> Exercise aim: Identify all lines in the data containing the string "title". Copy them out.

> Source data:
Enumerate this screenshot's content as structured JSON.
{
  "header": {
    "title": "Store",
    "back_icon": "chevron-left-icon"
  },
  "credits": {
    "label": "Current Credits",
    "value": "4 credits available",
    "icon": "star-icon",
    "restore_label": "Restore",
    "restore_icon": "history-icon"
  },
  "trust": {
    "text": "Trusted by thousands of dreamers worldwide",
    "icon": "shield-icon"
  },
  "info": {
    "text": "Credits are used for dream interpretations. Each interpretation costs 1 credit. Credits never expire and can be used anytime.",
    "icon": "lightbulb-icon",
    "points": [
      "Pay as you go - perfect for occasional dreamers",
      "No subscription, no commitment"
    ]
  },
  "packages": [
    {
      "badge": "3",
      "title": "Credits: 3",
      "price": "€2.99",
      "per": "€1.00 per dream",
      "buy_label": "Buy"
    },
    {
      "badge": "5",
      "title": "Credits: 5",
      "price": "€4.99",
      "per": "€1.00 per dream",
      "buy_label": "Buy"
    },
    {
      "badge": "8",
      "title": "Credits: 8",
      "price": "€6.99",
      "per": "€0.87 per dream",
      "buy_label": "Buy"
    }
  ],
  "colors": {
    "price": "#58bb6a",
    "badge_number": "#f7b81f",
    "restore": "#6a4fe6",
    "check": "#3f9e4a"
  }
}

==

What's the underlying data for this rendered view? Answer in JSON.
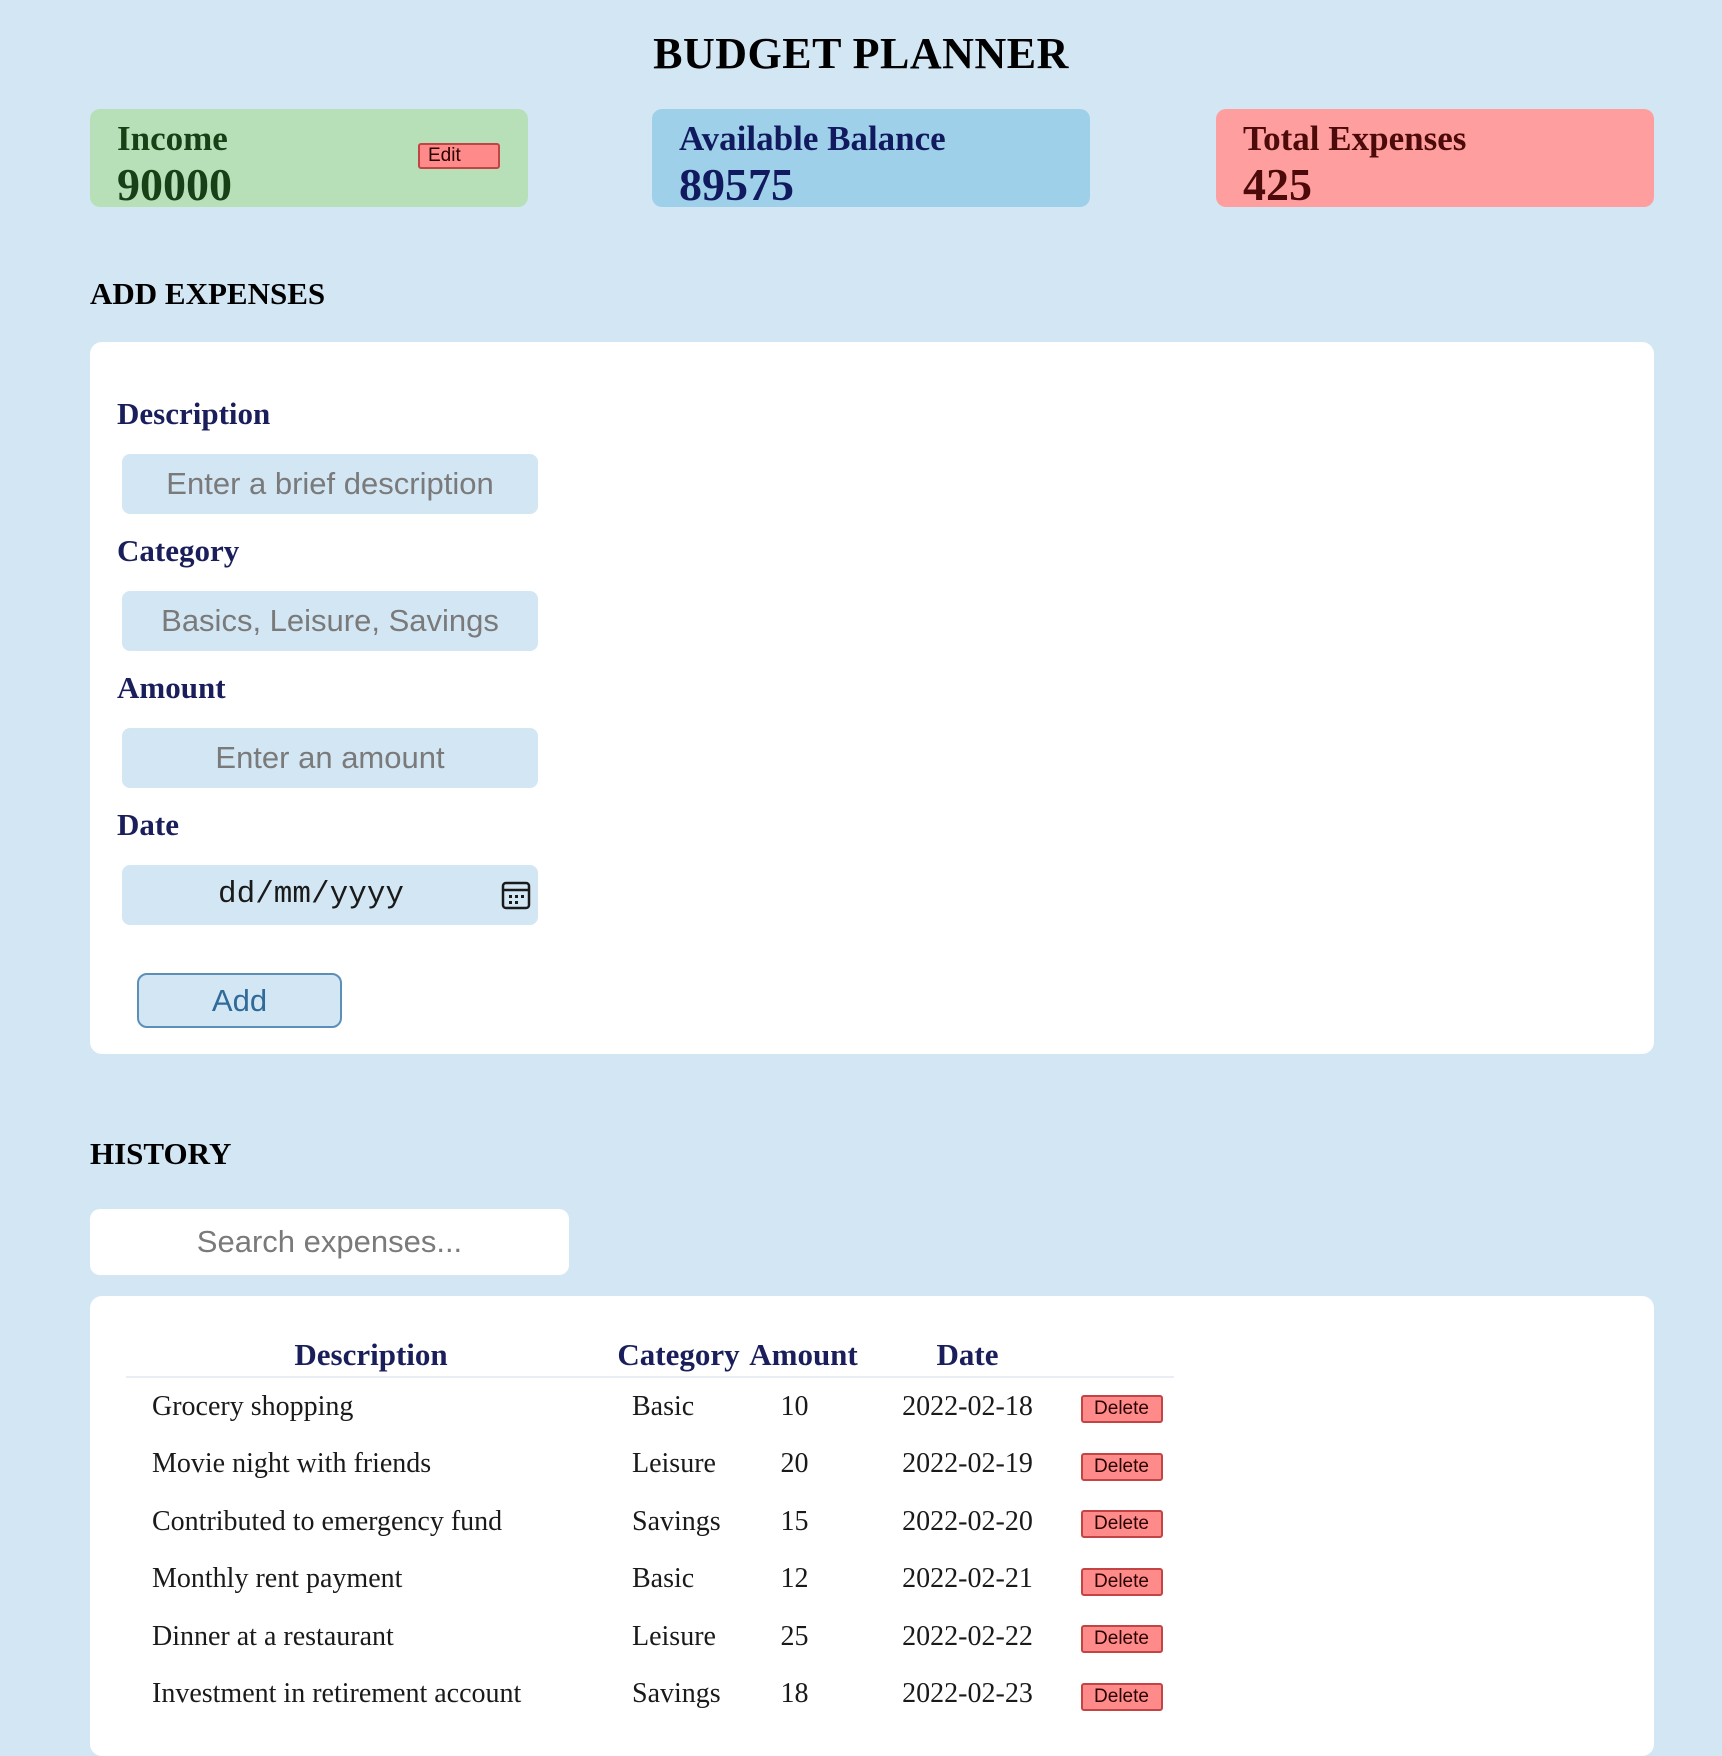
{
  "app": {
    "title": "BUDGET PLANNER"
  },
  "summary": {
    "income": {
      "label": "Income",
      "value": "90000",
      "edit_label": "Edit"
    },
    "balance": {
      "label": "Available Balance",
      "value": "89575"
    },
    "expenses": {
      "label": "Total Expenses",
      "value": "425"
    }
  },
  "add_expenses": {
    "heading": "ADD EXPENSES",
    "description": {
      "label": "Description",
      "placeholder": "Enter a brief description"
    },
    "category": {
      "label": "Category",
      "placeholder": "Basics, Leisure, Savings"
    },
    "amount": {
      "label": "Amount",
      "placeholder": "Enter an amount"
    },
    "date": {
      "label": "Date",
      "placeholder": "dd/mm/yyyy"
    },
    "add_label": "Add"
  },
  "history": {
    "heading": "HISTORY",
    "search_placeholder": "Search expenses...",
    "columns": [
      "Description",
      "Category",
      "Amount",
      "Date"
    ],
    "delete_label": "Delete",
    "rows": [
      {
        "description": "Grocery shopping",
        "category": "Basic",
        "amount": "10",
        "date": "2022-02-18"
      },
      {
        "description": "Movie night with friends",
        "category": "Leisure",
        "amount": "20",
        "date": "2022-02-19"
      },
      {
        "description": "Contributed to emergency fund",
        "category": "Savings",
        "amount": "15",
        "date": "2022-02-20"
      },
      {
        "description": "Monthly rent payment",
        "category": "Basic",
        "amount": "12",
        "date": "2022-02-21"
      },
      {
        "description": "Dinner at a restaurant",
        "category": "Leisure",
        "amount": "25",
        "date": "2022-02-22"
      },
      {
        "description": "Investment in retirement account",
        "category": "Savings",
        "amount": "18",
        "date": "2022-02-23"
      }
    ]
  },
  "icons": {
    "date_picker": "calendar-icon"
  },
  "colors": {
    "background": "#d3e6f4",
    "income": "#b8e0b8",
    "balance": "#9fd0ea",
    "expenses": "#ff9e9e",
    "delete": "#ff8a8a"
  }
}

> Exercise output:
    "title": "Store",
      "title": "Credits: 3",
      "title": "Credits: 5",
      "title": "Credits: 8",
    "title": "BUDGET PLANNER"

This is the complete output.